I get so tired of hearing "isn't it great to have a strong christian in the white house". We all slip up sometimes but this is premeditated/planned out so don't give me any baloney about what great christian leaders we have.
Posted: May 6, 2005
1:00 a.m. Eastern
© 2005 Tribune Media Services, Inc.
"I am a desperate housewife!" With that plaintive lament, first lady Laura Bush stole the show at this year's White House Correspondents' Dinner.

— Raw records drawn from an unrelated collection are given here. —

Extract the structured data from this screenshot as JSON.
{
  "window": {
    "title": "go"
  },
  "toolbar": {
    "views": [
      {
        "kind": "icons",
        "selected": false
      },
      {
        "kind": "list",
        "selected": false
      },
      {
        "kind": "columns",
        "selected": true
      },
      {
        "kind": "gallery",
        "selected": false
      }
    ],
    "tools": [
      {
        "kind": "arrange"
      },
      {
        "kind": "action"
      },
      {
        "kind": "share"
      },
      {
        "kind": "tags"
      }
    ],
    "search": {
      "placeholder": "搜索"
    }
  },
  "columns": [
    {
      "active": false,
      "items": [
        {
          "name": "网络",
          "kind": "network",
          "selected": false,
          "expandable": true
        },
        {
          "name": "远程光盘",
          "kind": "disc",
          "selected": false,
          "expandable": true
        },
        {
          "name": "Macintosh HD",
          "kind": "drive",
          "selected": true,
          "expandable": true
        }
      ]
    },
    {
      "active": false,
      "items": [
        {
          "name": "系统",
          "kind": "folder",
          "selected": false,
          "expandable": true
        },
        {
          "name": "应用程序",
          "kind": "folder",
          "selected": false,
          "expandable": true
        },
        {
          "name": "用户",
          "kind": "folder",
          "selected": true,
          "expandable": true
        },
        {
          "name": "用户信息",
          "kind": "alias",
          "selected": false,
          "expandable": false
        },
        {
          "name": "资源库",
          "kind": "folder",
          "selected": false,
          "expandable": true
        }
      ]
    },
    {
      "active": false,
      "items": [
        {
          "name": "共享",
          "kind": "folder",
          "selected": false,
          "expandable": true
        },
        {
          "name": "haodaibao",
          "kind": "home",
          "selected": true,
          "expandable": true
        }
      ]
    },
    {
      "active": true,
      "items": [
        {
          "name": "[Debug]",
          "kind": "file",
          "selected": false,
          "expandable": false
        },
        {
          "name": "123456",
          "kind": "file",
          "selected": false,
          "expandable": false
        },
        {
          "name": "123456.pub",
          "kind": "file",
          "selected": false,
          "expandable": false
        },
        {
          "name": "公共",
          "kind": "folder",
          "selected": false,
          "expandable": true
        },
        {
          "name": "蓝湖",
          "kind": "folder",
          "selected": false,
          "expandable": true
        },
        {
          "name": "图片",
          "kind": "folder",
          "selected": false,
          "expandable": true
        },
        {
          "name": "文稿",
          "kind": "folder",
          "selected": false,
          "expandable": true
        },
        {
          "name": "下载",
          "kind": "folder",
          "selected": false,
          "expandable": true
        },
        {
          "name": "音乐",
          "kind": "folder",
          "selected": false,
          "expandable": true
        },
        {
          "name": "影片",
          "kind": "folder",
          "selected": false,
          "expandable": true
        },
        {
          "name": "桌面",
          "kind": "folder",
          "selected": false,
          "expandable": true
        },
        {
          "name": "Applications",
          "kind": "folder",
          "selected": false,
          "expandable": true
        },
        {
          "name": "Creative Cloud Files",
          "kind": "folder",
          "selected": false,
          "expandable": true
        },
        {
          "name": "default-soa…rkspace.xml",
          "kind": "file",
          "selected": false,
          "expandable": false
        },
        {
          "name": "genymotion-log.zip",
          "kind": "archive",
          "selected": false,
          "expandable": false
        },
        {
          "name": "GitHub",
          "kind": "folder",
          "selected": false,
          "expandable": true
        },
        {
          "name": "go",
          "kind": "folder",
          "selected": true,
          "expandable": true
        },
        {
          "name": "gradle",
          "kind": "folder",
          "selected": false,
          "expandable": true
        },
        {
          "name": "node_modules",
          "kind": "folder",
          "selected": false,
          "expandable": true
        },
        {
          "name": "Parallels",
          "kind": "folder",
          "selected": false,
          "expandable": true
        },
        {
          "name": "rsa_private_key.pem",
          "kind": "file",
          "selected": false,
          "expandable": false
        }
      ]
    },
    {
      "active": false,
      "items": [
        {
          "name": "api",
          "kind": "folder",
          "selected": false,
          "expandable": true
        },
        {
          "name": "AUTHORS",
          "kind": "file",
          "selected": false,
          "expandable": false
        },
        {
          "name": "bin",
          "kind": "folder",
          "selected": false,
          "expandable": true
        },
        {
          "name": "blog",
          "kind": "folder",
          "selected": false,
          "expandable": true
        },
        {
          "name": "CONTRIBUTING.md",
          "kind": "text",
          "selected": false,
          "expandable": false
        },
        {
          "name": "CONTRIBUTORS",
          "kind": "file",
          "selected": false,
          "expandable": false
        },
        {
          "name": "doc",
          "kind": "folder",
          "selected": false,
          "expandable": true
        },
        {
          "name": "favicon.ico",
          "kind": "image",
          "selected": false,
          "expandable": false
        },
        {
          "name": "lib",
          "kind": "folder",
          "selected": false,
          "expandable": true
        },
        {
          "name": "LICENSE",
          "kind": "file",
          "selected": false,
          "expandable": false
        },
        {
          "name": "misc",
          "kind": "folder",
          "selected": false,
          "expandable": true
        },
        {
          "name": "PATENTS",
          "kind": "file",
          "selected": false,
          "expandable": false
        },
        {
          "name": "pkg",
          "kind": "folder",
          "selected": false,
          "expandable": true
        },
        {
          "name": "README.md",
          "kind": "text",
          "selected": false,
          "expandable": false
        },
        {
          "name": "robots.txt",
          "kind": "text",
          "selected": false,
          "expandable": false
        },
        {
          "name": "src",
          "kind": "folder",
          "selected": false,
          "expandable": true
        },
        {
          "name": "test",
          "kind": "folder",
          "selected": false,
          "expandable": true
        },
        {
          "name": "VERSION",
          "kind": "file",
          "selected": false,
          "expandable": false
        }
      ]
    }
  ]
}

I've been to nine of those dinners. The routine never changes. After presenting a few awards for good journalism, which nobody pays any attention to, the head of the press corps introduces the president of the United States. The president tries to be funny, but is usually not. He's followed by a stand-up comic, who is sometimes funny. Then everybody goes out and gets drunk.
But this year was different. President Bush had barely begun his remarks, launching into a tired old joke about a cattle guard, when the first lady groaned: "Oh, no!" To everyone's astonishment, she then stood up, walked to the podium and took over. It was obviously all scripted, but it was no less effective – and Laura Bush delivered an Oscar-winning performance. She was very funny. She delivered her lines with perfect timing.
But the biggest surprise was not what Laura Bush did. It was what she said. She was not only funny, she was downright dirty. Or at least suggestive. Put it this way: Her subject matter wasn't what you'd expect at a church picnic. And Laura Bush proved herself no church lady.
First, she joked about being a big fan of "Desperate Housewives," the sleaziest, raunchiest show on television, about a group of women cheating on their husbands, which the Parents Television Council condemned as full of "gratuitous sex, explicit dialogue, obscene language, violent content, and therefore unsuitable for children under 17." Then she told about going out with Condoleezza Rice, Karen Hughes and Lynne Cheney to Chippendales, the male stripper nightclub, where they ran into Justices Sandra Day O'Connor and Ruth Bader Ginsburg. "I won't tell you what happened," said the first lady, "but let's just say that the Secret Service's new code name for Lynne Cheney is Dollar Bill." (If you don't get that joke, you've never been to Chippendales – nor any female strip club).
That was still mild, compared to her next riff. To illustrate how uninformed President Bush was about ranching when they moved to Crawford, Mrs. Bush informed the world that he went out one morning to do the milking. Except he tried to milk a horse ... a male horse! (I'm sorry. I don't know about you, but, somehow, I can't shake the image of the most powerful man on earth manipulating a horse's penis.)
Once I picked myself up off the floor, three thoughts raced through my head. First (as is often the case with first ladies): Why isn't she the president? Second: What if Hillary Clinton had made the same joke about President Bill Clinton? The Religious Right would have roasted her alive!
Which prompted my third thought: poor Laura Bush. Now she's going to get hammered big time for her potty mouth. After all, Whoopi Goldberg got fired for less. And Howard Stern was fined $1.75 million for joking about flatulence. The purity police are in such force these days, you can't say anything even slightly off-color without fear of being visited by the Federal Communications Commission, the FBI, the Traditional Values Coalition or a representative of Benedict XVI.
Boy, was I wrong about that one. We haven't heard one word of criticism about Laura Bush from religious conservatives like Jerry Falwell, Pat Robertson, Lou Sheldon or James Dobson – those same people who would have crucified Hillary. And we never will, either. For one simple reason: They're too beholden to President Bush. They need him to appoint extremist, right-wing judges. And they suck too much money from his faith-based initiative. They're in Bush's hip pocket. They don't dare criticize him, or the first lady, no matter how many racy stories she tells.
Now, that double standard may be annoying, but it's also revealing. Because it exposes leaders of the Religious Right for the phonies they are. They invoke the wrath of God whenever a liberal says something risque. Yet they remain silent whenever conservatives do the same. In the end, they've become so identified with one political party, they are nothing more than political hacks.
And for that, all Americans owe Laura Bush a great debt of gratitude. She not only provided us a great evening's entertainment, she also taught us a powerful lesson: "Don't pay any attention to those pious political preachers. God knows, I don't."